    - Use a zip tie for the rear of your chain guard. Makes the guard quiet. The stock mount that comes with the engine doesn't work too well.

    - Use cut up inner tubes between your bike's down tubes, and engine mounts liberally whenever possible. It makes a nice strong mount, and prevents scratched paint.

    - The screw on the clutch lever likes to work its way out. I pulled it out, and used the screw from the chainguard mount. It's longer, and works much better.

    - If you ever want to get into the business of building and selling these bikes it wouldn't be hard. I drove the bike through my neighborhood, and had 3 people ask me to make them one.

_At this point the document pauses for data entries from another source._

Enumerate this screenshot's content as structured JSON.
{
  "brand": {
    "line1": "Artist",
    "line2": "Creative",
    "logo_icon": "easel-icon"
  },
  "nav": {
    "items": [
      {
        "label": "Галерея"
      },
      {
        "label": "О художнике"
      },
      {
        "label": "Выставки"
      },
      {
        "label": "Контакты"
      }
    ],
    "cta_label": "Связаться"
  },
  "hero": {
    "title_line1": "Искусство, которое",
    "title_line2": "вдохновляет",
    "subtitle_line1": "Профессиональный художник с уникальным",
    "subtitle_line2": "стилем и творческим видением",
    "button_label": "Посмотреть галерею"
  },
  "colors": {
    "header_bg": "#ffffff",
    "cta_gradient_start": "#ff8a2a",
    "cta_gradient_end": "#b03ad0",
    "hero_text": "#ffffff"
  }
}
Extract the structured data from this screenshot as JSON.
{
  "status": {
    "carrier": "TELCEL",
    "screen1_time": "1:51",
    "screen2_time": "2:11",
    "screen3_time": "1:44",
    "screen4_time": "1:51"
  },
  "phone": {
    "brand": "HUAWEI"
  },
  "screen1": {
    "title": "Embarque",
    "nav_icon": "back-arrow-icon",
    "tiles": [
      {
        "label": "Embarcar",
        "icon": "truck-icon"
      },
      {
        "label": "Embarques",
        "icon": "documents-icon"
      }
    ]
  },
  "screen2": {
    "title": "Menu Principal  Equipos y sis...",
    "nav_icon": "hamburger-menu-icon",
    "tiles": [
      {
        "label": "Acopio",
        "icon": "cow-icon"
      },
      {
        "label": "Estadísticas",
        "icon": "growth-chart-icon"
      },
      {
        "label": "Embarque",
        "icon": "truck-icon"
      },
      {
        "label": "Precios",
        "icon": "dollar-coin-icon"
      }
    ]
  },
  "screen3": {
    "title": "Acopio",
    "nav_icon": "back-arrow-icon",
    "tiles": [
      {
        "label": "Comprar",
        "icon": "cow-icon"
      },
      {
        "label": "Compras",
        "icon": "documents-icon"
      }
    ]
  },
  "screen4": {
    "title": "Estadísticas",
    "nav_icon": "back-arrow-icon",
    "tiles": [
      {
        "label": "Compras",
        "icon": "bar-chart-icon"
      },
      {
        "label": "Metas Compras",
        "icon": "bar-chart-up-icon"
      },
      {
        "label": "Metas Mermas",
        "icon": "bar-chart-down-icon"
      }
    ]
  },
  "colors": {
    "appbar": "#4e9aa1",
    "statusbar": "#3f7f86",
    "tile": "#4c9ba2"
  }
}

Apparently people like the 120 mpg thing. ;)

    - Use an inline fuel filter. It not only keeps your fuel clean so you don't clog your carb with all the junk in the stock gas tank, but it for some reason uses *much* less fuel when you have it in.

    - Make sure you turn your fuel selector switch to 'off' while the bike is at rest.

    - If your going to let your kids ride a motorized bike, make sure they wear helmets, long pants and gloves.
    Last edited: Oct 18, 2008

  2. Ant27

    Ant27 Member

    Hey I know this might be a dumb question, but I have the MoonDog also. Did you loctite the nuts and bolts that went through the sprocket? I'm going to put it on this weekend, and I don't want to screw up. Thanks.

    Very nice suggestions by the way.
    Last edited: Oct 18, 2008
  3. terrence

    terrence Member

    Hello and welcome to MB.c
    Great first post. Keep up the great work. terrence
  4. bluegoatwoods

    bluegoatwoods Well-Known Member

    Welcome aboard.

    You seem to be pretty observant and articulate. That ought to help you go far.

    We'll see you around.
  5. MoonHog

    MoonHog Member

    Hi Ant

    I only put locktite on the secondary nut. The primary gets torqued down pretty tight, and the pressure from the rubber, as well as the lock washer keep it pretty snug. The secondary nut I did locktite, because the viration of the back tire will work them out eventually.

    So the items from inside out on the inside of the tire are

    Rubber Ring
    Metal arc plates
    lock washer
    primary nut
    secondary nut

    As long as you locktite the secondary, they will stay on.
  6. MoonHog

    MoonHog Member

    Here is my photo album of this bike, including pictures of the mods.

  7. terrence

    terrence Member

    Great looking! Nice solid bike. Good job and worth the lessons learned.